For this reason, I see the Technique Book being used not so much sequentially, but more in a spiral learning approach where a student continues to revisit the previously learned scales and exercises to develop increased speed, fluency, and familiarity. The Technique Book also references the animal techniques to instruct the students how to play each scale. The visuals are attractive and helpful while maintaining a clean, uncluttered page layout. I also appreciate the various practice strategies emphasized throughout the book. Another great feature is the way that each introduction of a new scale/key includes the same process as previously learned, while also incorporating a new accompaniment style, demonstrating to the student how the chords and chord progressions can be used in a musical way. All of this is then woven together into the Technique Extravaganza at the end of the book that gives the student an opportunity to showcase all that they have learned in a fun, energetic duet!

The Level 3 Repertoire Book is a fabulous compilation of original compositions, duets, and Classical pieces in their original form. The pieces are in major and minor keys (C,G,F, and a,e,d), and there are helpful bits of information and questions for the student to consider, along with brief biographical sketches about the various composers. This thoughtfully designed book will leave students well-prepared to continue their exploration of every musical style!

Last, but not least, perhaps the most versatile element of the Piano Safari method – the Sight Reading Cards. Whether or not you use the method in its entirety, these cards are a must-have for any piano teacher! We use them in a variety of ways in our studio, and they have done wonders to help my students improve their rhythm and sight reading skills in a sequential and manageable way.
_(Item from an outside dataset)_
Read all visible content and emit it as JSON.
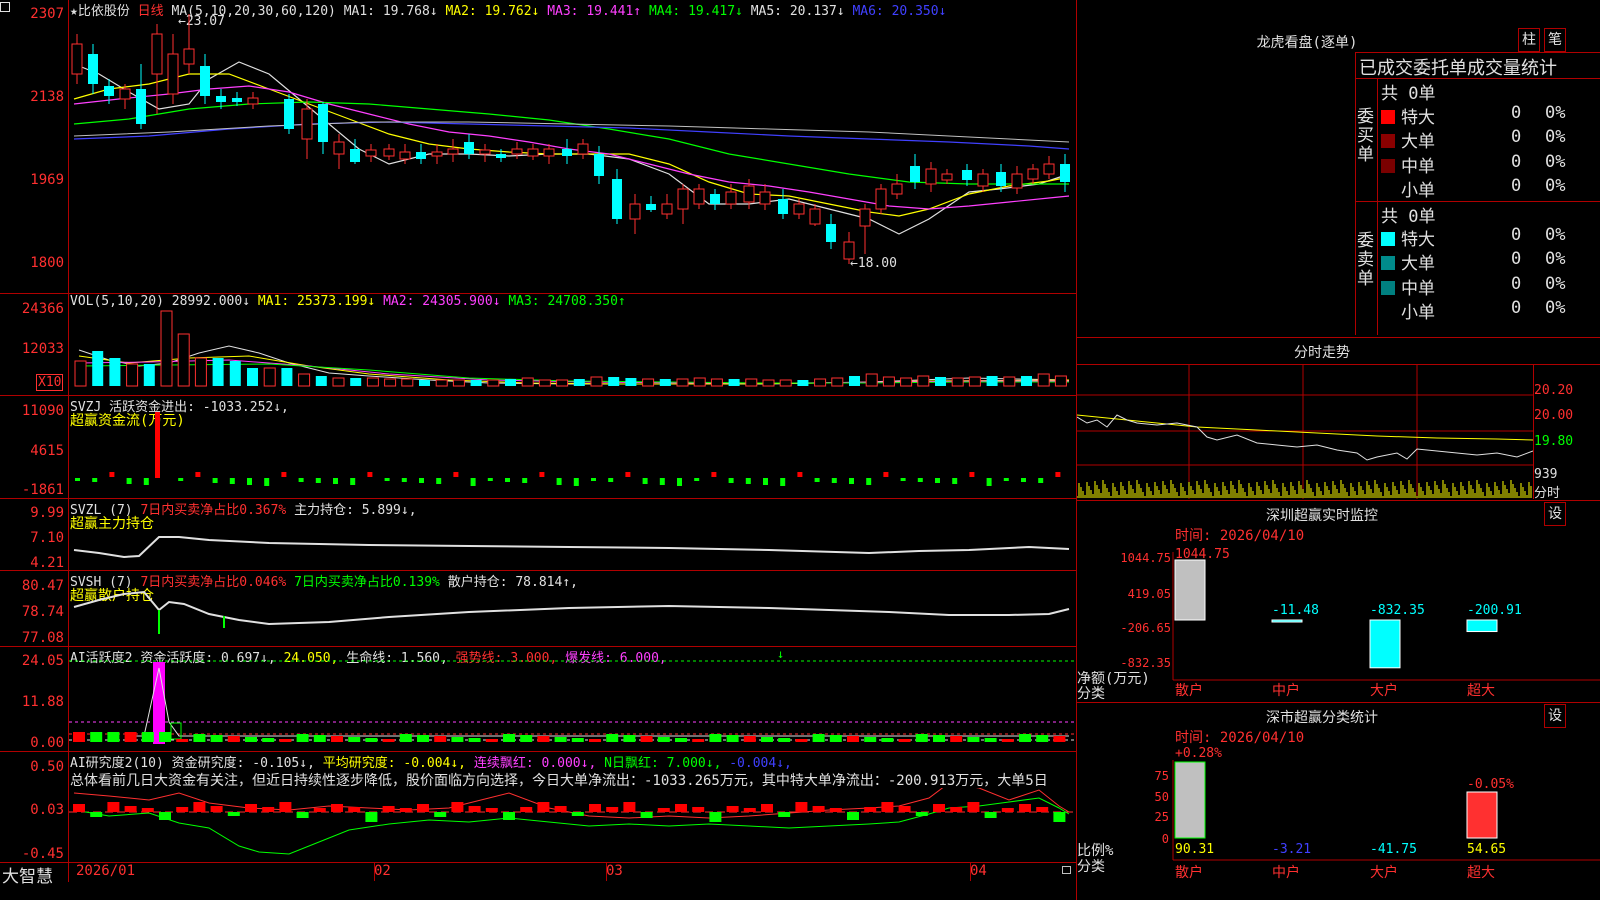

Each card includes a 4-measure musical excerpt for the student to play hands together that incorporates dynamics, articulations, and the rhythms they have learned. There is also a single line of rhythm only that can be tapped, played on single notes, or used for a musical improvisation.

Now, for the best part! If you’d like a chance to check out Piano Safari Level 3 for yourself, Julie and Katie have graciously offered to give away a free Level 3 pack to one Music Matters Blog reader (a $45.50 value!). Just leave a comment below to be entered. One winner will be chosen using a random number generator at noon (CST) on Friday, June 3, 2016. This could be just the thing to re-energize your teaching this summer or in preparation for next fall!

The Interval Dice Game

Last week Claire made it to the Game Hut for her final stop in Jungle Expedition (our practice incentive theme this year). She had such a fun time that on her Year-End Evaluation today she suggested that we include a game at the end of each lesson to review a concept learned. This prompted me to pull out the interval dice game that has been a favorite in my studio for years (but for some reason I neglected all year long!). It’s such a simple game, but everyone loves it, and it’s a great way to reinforce any kind of intervallic movement on the piano keys (half steps, whole steps, interval distances, interval qualities, etc.).

We each selected a marker and placed it on the same starting key on the piano, then used a game spinner to signify the finish line two octaves up on the keyboard. Each turn consisted of rolling two dice (one with either “up” or “down” on each side, the other with interval distances from 2nd-7th). We moved our marker accordingly and the first one to the finish line was the winner. Claire was thrilled that she won! It’s so rewarding to watch students have a good time at the piano (and often not even realize the learning that is taking place in the process!).

One of the things I’m planning to do this summer is get back into incorporating more of the games from the 5 For Fun! Games and Activities for the Private Piano Lesson in each lesson again as a way of introducing or reinforcing concepts and providing some light-hearted fun in the process!